PROBLEM REQUIREMENTS:
With no line left out, restate the data word for word.

*** Opening INPUT MATERIAL ***

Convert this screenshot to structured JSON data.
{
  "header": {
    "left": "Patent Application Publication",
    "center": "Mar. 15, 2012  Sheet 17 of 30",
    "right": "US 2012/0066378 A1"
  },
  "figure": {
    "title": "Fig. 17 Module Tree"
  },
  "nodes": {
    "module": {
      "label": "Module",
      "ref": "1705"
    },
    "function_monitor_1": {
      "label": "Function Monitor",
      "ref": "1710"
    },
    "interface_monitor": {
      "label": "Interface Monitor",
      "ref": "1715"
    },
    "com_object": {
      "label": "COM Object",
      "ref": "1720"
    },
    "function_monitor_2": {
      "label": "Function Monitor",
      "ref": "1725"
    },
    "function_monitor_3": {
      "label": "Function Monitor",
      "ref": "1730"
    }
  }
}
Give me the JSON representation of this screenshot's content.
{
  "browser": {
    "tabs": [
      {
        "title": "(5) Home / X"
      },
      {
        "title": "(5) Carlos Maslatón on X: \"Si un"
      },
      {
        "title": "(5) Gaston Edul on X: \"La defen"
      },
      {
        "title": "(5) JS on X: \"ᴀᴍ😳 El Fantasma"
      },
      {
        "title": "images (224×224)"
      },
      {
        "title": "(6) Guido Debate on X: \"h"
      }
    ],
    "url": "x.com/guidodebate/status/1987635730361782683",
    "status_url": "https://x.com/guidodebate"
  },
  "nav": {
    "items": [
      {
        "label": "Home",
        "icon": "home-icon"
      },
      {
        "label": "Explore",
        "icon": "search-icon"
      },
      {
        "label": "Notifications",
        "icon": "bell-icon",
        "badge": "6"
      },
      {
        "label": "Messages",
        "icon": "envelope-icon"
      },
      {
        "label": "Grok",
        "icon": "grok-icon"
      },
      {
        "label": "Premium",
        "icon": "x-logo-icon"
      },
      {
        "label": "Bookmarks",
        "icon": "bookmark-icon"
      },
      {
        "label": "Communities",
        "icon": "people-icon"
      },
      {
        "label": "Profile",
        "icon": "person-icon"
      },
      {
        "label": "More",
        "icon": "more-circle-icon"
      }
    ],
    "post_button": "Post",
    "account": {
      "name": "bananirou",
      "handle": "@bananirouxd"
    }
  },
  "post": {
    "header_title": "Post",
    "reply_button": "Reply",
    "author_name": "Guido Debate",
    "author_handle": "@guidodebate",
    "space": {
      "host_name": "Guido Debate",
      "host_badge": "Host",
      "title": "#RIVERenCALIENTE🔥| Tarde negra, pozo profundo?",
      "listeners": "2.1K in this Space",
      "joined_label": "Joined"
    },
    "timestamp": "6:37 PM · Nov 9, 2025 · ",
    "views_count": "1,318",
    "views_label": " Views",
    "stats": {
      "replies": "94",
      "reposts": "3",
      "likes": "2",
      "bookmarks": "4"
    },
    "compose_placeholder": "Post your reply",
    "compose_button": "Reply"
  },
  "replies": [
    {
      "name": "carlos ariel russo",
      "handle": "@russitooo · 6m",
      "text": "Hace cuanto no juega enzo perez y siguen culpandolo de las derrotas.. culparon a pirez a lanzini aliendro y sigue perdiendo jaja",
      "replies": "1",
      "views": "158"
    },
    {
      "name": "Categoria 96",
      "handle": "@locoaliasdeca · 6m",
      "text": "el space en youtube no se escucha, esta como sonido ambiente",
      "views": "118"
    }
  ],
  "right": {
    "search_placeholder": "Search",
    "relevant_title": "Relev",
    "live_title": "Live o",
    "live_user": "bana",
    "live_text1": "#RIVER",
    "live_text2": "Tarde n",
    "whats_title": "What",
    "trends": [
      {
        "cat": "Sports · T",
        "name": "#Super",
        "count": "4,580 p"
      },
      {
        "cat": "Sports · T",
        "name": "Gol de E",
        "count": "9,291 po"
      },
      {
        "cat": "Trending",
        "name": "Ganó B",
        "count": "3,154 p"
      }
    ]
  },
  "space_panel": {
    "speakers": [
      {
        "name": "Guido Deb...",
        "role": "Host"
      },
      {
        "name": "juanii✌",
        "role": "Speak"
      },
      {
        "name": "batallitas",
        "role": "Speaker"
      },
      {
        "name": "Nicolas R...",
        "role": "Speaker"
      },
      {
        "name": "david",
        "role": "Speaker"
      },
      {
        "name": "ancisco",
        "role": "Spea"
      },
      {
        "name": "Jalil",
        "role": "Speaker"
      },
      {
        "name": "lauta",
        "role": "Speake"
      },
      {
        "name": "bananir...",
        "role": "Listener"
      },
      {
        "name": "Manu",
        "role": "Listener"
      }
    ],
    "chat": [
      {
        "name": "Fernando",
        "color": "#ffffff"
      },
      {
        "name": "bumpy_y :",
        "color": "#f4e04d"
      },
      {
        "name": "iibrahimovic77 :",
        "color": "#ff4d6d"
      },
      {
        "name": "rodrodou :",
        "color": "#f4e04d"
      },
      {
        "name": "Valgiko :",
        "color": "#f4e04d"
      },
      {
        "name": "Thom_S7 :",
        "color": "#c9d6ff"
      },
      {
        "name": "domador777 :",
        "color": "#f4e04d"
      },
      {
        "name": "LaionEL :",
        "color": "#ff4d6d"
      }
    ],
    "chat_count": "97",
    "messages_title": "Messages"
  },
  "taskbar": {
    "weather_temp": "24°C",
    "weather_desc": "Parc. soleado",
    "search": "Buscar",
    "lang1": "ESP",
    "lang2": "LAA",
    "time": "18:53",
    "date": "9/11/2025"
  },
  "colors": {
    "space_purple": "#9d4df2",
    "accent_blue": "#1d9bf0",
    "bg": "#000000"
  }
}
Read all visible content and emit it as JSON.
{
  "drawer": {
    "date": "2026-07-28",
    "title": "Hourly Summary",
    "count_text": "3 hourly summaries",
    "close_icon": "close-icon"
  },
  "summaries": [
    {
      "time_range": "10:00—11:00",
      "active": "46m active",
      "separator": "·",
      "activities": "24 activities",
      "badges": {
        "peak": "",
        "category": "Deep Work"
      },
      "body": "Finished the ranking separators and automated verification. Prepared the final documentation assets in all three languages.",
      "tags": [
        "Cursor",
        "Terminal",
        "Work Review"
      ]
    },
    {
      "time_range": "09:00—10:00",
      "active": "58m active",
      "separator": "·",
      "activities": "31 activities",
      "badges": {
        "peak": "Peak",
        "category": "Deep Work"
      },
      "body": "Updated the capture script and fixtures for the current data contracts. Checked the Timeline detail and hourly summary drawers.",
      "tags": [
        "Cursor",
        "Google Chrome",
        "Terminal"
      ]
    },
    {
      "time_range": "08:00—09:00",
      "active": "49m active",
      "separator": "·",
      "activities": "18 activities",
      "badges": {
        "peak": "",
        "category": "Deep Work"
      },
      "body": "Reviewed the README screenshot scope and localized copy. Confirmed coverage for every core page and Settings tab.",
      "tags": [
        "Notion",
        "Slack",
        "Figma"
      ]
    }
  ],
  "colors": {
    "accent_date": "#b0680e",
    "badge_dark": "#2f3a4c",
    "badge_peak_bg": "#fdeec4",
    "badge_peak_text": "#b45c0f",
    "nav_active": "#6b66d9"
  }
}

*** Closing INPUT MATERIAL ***

RESULT BELOW:
Convert this screenshot to structured JSON data.
{
  "header": {
    "left": "Patent Application Publication",
    "center": "Mar. 15, 2012  Sheet 17 of 30",
    "right": "US 2012/0066378 A1"
  },
  "figure": {
    "title": "Fig. 17 Module Tree"
  },
  "nodes": {
    "module": {
      "label": "Module",
      "ref": "1705"
    },
    "function_monitor_1": {
      "label": "Function Monitor",
      "ref": "1710"
    },
    "interface_monitor": {
      "label": "Interface Monitor",
      "ref": "1715"
    },
    "com_object": {
      "label": "COM Object",
      "ref": "1720"
    },
    "function_monitor_2": {
      "label": "Function Monitor",
      "ref": "1725"
    },
    "function_monitor_3": {
      "label": "Function Monitor",
      "ref": "1730"
    }
  }
}
Give me the JSON representation of this screenshot's content.
{
  "browser": {
    "tabs": [
      {
        "title": "(5) Home / X"
      },
      {
        "title": "(5) Carlos Maslatón on X: \"Si un"
      },
      {
        "title": "(5) Gaston Edul on X: \"La defen"
      },
      {
        "title": "(5) JS on X: \"ᴀᴍ😳 El Fantasma"
      },
      {
        "title": "images (224×224)"
      },
      {
        "title": "(6) Guido Debate on X: \"h"
      }
    ],
    "url": "x.com/guidodebate/status/1987635730361782683",
    "status_url": "https://x.com/guidodebate"
  },
  "nav": {
    "items": [
      {
        "label": "Home",
        "icon": "home-icon"
      },
      {
        "label": "Explore",
        "icon": "search-icon"
      },
      {
        "label": "Notifications",
        "icon": "bell-icon",
        "badge": "6"
      },
      {
        "label": "Messages",
        "icon": "envelope-icon"
      },
      {
        "label": "Grok",
        "icon": "grok-icon"
      },
      {
        "label": "Premium",
        "icon": "x-logo-icon"
      },
      {
        "label": "Bookmarks",
        "icon": "bookmark-icon"
      },
      {
        "label": "Communities",
        "icon": "people-icon"
      },
      {
        "label": "Profile",
        "icon": "person-icon"
      },
      {
        "label": "More",
        "icon": "more-circle-icon"
      }
    ],
    "post_button": "Post",
    "account": {
      "name": "bananirou",
      "handle": "@bananirouxd"
    }
  },
  "post": {
    "header_title": "Post",
    "reply_button": "Reply",
    "author_name": "Guido Debate",
    "author_handle": "@guidodebate",
    "space": {
      "host_name": "Guido Debate",
      "host_badge": "Host",
      "title": "#RIVERenCALIENTE🔥| Tarde negra, pozo profundo?",
      "listeners": "2.1K in this Space",
      "joined_label": "Joined"
    },
    "timestamp": "6:37 PM · Nov 9, 2025 · ",
    "views_count": "1,318",
    "views_label": " Views",
    "stats": {
      "replies": "94",
      "reposts": "3",
      "likes": "2",
      "bookmarks": "4"
    },
    "compose_placeholder": "Post your reply",
    "compose_button": "Reply"
  },
  "replies": [
    {
      "name": "carlos ariel russo",
      "handle": "@russitooo · 6m",
      "text": "Hace cuanto no juega enzo perez y siguen culpandolo de las derrotas.. culparon a pirez a lanzini aliendro y sigue perdiendo jaja",
      "replies": "1",
      "views": "158"
    },
    {
      "name": "Categoria 96",
      "handle": "@locoaliasdeca · 6m",
      "text": "el space en youtube no se escucha, esta como sonido ambiente",
      "views": "118"
    }
  ],
  "right": {
    "search_placeholder": "Search",
    "relevant_title": "Relev",
    "live_title": "Live o",
    "live_user": "bana",
    "live_text1": "#RIVER",
    "live_text2": "Tarde n",
    "whats_title": "What",
    "trends": [
      {
        "cat": "Sports · T",
        "name": "#Super",
        "count": "4,580 p"
      },
      {
        "cat": "Sports · T",
        "name": "Gol de E",
        "count": "9,291 po"
      },
      {
        "cat": "Trending",
        "name": "Ganó B",
        "count": "3,154 p"
      }
    ]
  },
  "space_panel": {
    "speakers": [
      {
        "name": "Guido Deb...",
        "role": "Host"
      },
      {
        "name": "juanii✌",
        "role": "Speak"
      },
      {
        "name": "batallitas",
        "role": "Speaker"
      },
      {
        "name": "Nicolas R...",
        "role": "Speaker"
      },
      {
        "name": "david",
        "role": "Speaker"
      },
      {
        "name": "ancisco",
        "role": "Spea"
      },
      {
        "name": "Jalil",
        "role": "Speaker"
      },
      {
        "name": "lauta",
        "role": "Speake"
      },
      {
        "name": "bananir...",
        "role": "Listener"
      },
      {
        "name": "Manu",
        "role": "Listener"
      }
    ],
    "chat": [
      {
        "name": "Fernando",
        "color": "#ffffff"
      },
      {
        "name": "bumpy_y :",
        "color": "#f4e04d"
      },
      {
        "name": "iibrahimovic77 :",
        "color": "#ff4d6d"
      },
      {
        "name": "rodrodou :",
        "color": "#f4e04d"
      },
      {
        "name": "Valgiko :",
        "color": "#f4e04d"
      },
      {
        "name": "Thom_S7 :",
        "color": "#c9d6ff"
      },
      {
        "name": "domador777 :",
        "color": "#f4e04d"
      },
      {
        "name": "LaionEL :",
        "color": "#ff4d6d"
      }
    ],
    "chat_count": "97",
    "messages_title": "Messages"
  },
  "taskbar": {
    "weather_temp": "24°C",
    "weather_desc": "Parc. soleado",
    "search": "Buscar",
    "lang1": "ESP",
    "lang2": "LAA",
    "time": "18:53",
    "date": "9/11/2025"
  },
  "colors": {
    "space_purple": "#9d4df2",
    "accent_blue": "#1d9bf0",
    "bg": "#000000"
  }
}
Read all visible content and emit it as JSON.
{
  "drawer": {
    "date": "2026-07-28",
    "title": "Hourly Summary",
    "count_text": "3 hourly summaries",
    "close_icon": "close-icon"
  },
  "summaries": [
    {
      "time_range": "10:00—11:00",
      "active": "46m active",
      "separator": "·",
      "activities": "24 activities",
      "badges": {
        "peak": "",
        "category": "Deep Work"
      },
      "body": "Finished the ranking separators and automated verification. Prepared the final documentation assets in all three languages.",
      "tags": [
        "Cursor",
        "Terminal",
        "Work Review"
      ]
    },
    {
      "time_range": "09:00—10:00",
      "active": "58m active",
      "separator": "·",
      "activities": "31 activities",
      "badges": {
        "peak": "Peak",
        "category": "Deep Work"
      },
      "body": "Updated the capture script and fixtures for the current data contracts. Checked the Timeline detail and hourly summary drawers.",
      "tags": [
        "Cursor",
        "Google Chrome",
        "Terminal"
      ]
    },
    {
      "time_range": "08:00—09:00",
      "active": "49m active",
      "separator": "·",
      "activities": "18 activities",
      "badges": {
        "peak": "",
        "category": "Deep Work"
      },
      "body": "Reviewed the README screenshot scope and localized copy. Confirmed coverage for every core page and Settings tab.",
      "tags": [
        "Notion",
        "Slack",
        "Figma"
      ]
    }
  ],
  "colors": {
    "accent_date": "#b0680e",
    "badge_dark": "#2f3a4c",
    "badge_peak_bg": "#fdeec4",
    "badge_peak_text": "#b45c0f",
    "nav_active": "#6b66d9"
  }
}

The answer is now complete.